WHETHER you watched the World Cup, took part in the Queen’s Baton Relay – like some of our members – or are looking forward to the Ryder Cup, this summer it is hard not to notice the impact sport has on society.
For children with Down’s syndrome (DS) to take part in sport it is not only an opportunity to socialise and exercise, it is also key to their quality of life as they are more likely to suffer from health problems such as obesity or sleep apnoea.
The Scottish Government’s new strategy “Giving children and young people a sporting chance” has a clear vision at its core, that “Scotland is a great environment for children and young people to embark on lifelong participation in sport”.
Down’s Syndrome Scotland supports this vision and hopes that the strategy will effectively improve access to sport for all children and young people with disabilities. But, as the Scottish Government also acknowledges, the strategy is “just one part of the process” and “wider collaborative effort will be needed to achieve the vision”.
The words “collaboration”, “inclusion” and “participation” are often used to promote initiatives or policies and demonstrate one’s commitment to an equal society. But words do not always translate into actions. The reality is that more needs to be done in Scotland today to ensure that our society is inclusive, collaborative and that it truly encourages all children to participate in sport and get active, including children with DS.
People with DS benefit greatly from continuous involvement in physical activities from an early age and throughout their life. Practising a sporting activity improves children’s speed and agility skills. Importantly, it also helps to develop social skills by playing with others and interacting with staff. The earlier children and young people with DS learn the importance to be and stay active, the more likely they are to pursue any physical activity as they grow older.
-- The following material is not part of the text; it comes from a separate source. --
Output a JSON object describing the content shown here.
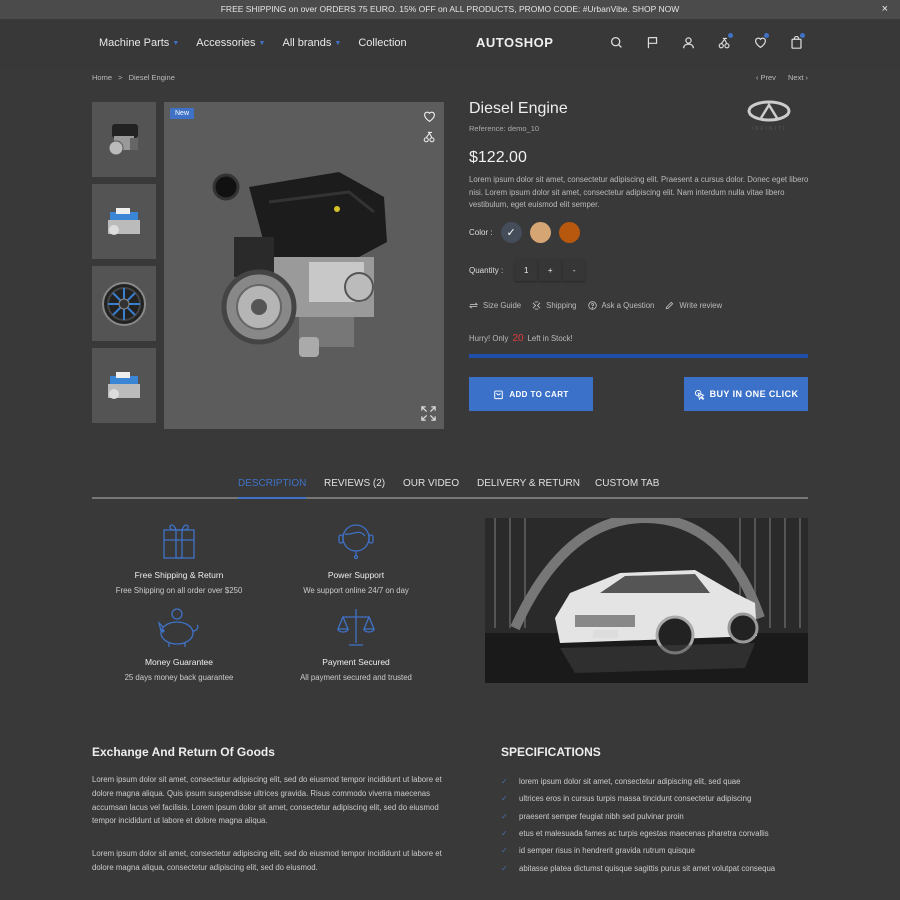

Awareness is not enough though and parents still face too many barriers before finding a suitable sporting activity for their children. The issue of cost is, of course, a significant one whether it relates to the membership fee to join a club or the cost of transport to get to sporting venues. The lack of sporting facilities in some areas and the challenge to find a club willing to accept children with DS are other significant problems that need to be addressed. One of our members reported that they had to find another sporting venue to go to as their child grew older due to the absence of changing rooms for people with disabilities in the first facility. What does this say about inclusion and encouraging all children and young people to be active?
Moreover our members’ experiences reflect the importance of training for staff in leisure centres and schools. There is excellent practice in certain areas but this is not consistent throughout the country. Coaches, teachers, volunteers and support staff all need to be aware of conditions like Down’s syndrome and how to support these children and young people at their clubs.
One parent suggests that access to sporting activities could become a requirement to be included in a Child’s Plan (the new name for an action plan to meet a child’s individual needs under Getting It Right For Every Child), thus ensuring the importance is recognised. Supportive staff, both in and out of schools, are crucial to keep children motivated and also encourage them to try new sports. We would suggest that examples of good practice should be shared more widely to help remove barriers and encourage others to see how children with DS can access sport.
With the right support, all children can participate in sport. Our membership includes successful sportsmen and women. One of our members is part of the Highland disability swimming team and is also working towards a black belt in taekwondo, another works as a gym coach. Down’s Syndrome Scotland’s swim team was also a finalist for the Sporting Chance Award at this year’s Scottish Charity Awards. By celebrating the success and talents of young people with disabilities, more children could be encouraged to get involved in a variety of sports. This would also increase awareness of disability in society. Each child should be able to practise the sport of their choice. For some it might be at competitive level, for others it won’t. Children should not be left behind because they cannot or do not want to take part in competitions. Enjoying sports is what counts.
Ultimately, the impact of any local or national sporting initiative will be limited if children – regardless of their ability and skills - think they cannot take part in an activity and do not feel welcome.
• Rachel Le Noan is policy officer for Down’s Syndrome Scotland www.dsscotland.org.uk